When Catharine Rossi first asked me to moderate a conversation between Joseph Grima and Alessandro Mendini for an upcoming publication she was co-editing on the Italian avant-garde of the late 1960s and early 1970s, I have to say I panicked. But a few nights of research led to an absolutely fabulous conversation, in which I merely watched as history happened before my eyes. This meeting of giants has been transcribed as the first chapter of Sternberg Press’ new volume EP Vol.1: The Italian Avant-Garde, 1968-1976, edited by Alex Coles and Catharine Rossi, and designed by Experimental Jetset. The book features a series of essays, interviews and explorations of several aspects of this complex, multilayered impulse that was immensely influential. I am humbled and honored to have been a part of it. Read Alice Rawsthorn’s review of the book here.
One of the slides in my Pecha Kucha presentation, reading “Writing = weapon”.
During my last visit to Lisbon, I was happy to participate in the 18th edition of Pecha Kucha Night Lisbon, where I talked about my writing and work. This was the first time I presented in an open event in Portugal (my home country), and it offered a good opportunity to reflect on everything I’ve been doing in the last few years — happy to say it’s been a lot.
The presentation was also a moment for me to advocate the use of writing as a weapon of agency and power — ultimately, I began writing (back in 2003) because I was frustrated with the state of cultural critique in Portugal — and to discuss the work of a series of Portuguese architecture studios, who together form a potential new avant-garde in the country, in a moment of crisis and exception.
The Superscript wall at New York’s MAD after the third On Display event. Photo by Aileen Kwun
As part of the MAD museum’s The Home Front 2013: After the Museum exhibition and series of events, editorial consultancy Superscript (which I co-founded) alongside HAO and Neil Donnelly proposed a series of panel discussions titled On Display.

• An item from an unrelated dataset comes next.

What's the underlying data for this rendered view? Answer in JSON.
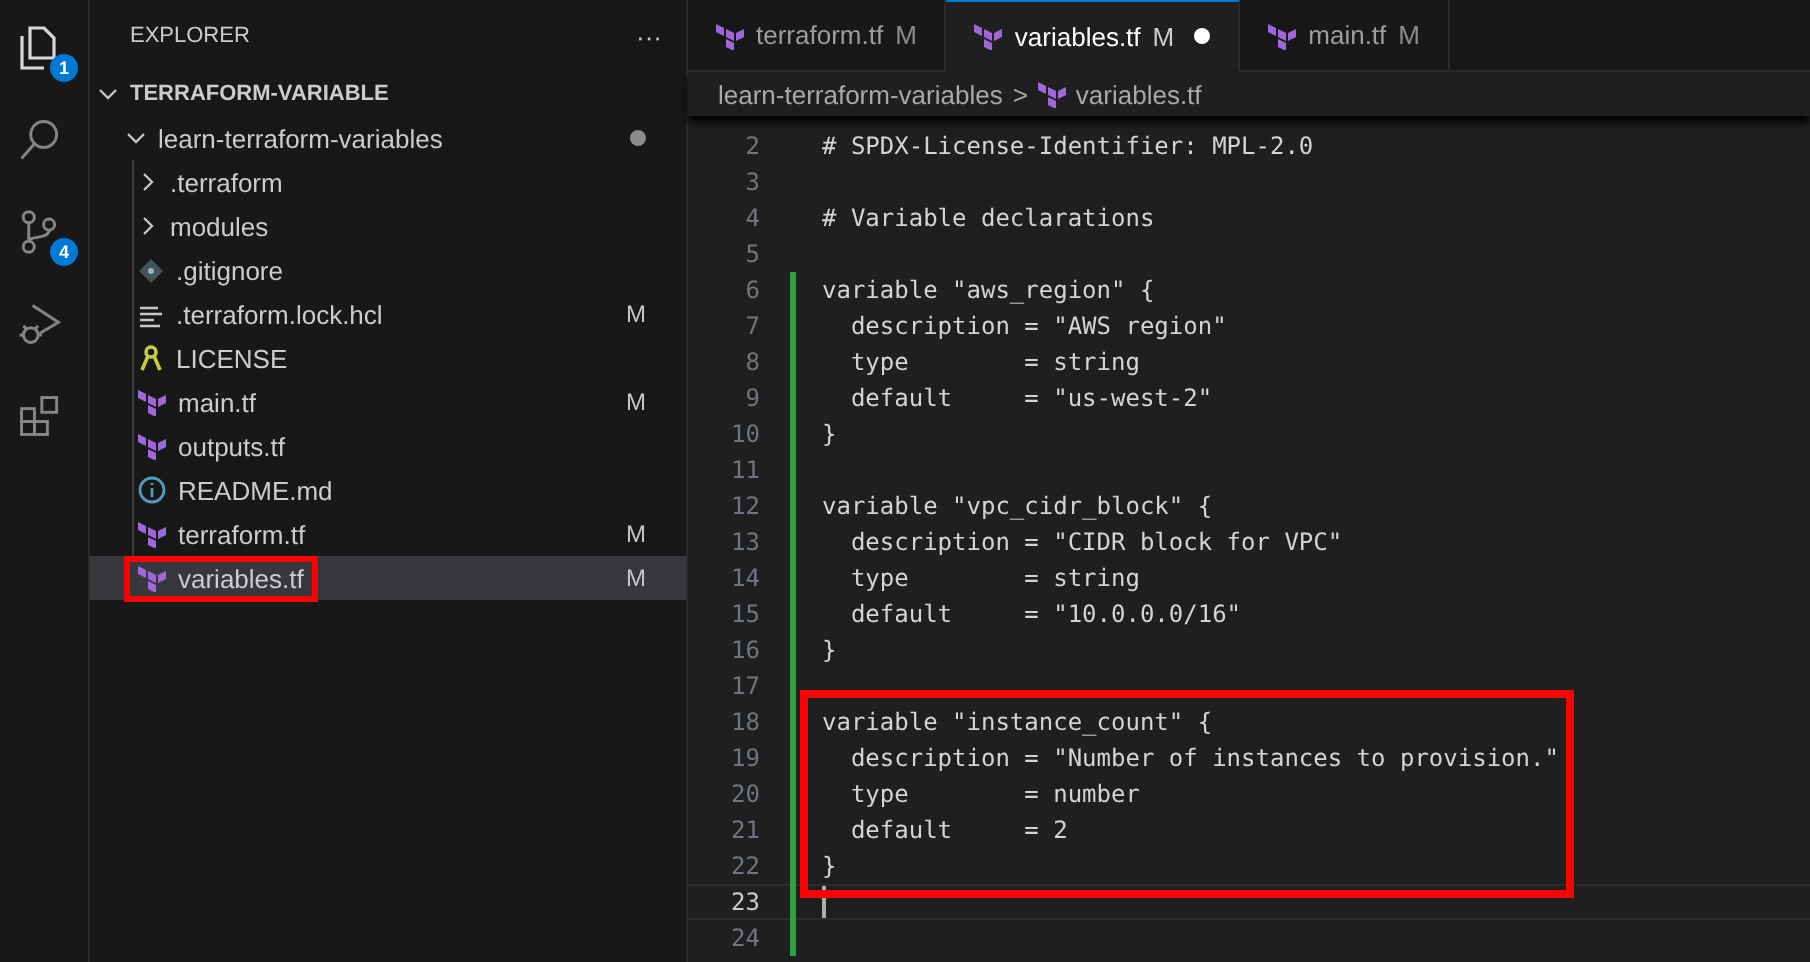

In each of the events, a simple starting point was used to discuss issues around objects, exhibitions and location in the future of museums. While discussion progressed, a wall in the exhibition gallery was transformed with live inputs from the discussion, such as images, quotes from readings, or comments by participants in the discussion. The results of the three events will be compiled soon in a publication.
I was fortunate to participate in one of the discussions on the occasion of my last trip to New York. On Display #3 focused on location, and started with the location of MAD — 2 Columbus Circle — to then question physical and virtual locations of museums, collections and galleries today and in the future. For me, it felt just like coming home — so many friendly faces! —, and it was a pleasure to participate in a discussion expertly led by Molly Heintz and Avinash Rajagopal.
Unfold’s Stratigraphic Manufactury, part of Adhocracy. Photo by Benoit Palley
In order to celebrate the opening of Adhocracy at the New Museum, in New York, below is the essay Avinash Rajagopal and I wrote for the exhibition’s catalog, introducing the volume’s intentions and structure. The catalog is available at the New Museum store. Make sure to visit the show, which will be on through 7 July at Studio 231 at 231 Bowery.
The Collective Story
Avinash Rajagopal, Vera Sacchetti
At first glance, what does a film about superannuated gardeners in Barcelona have to do with 3-D printed ceramics from Antwerp, or an open-source tractor built on a farm in Missouri? The many manifestations of adhocracy—the conviction that societal change can come out of small interventions, little subversions, and closely-knit communities working without the aid of the powers-that-be—can be surprisingly, and affirmingly, diverse. If only all these local agents who create tirelessly within their own online and offline communities could speak to each other, then a powerful new mode of creativity could take over the world—or at least that is the dream.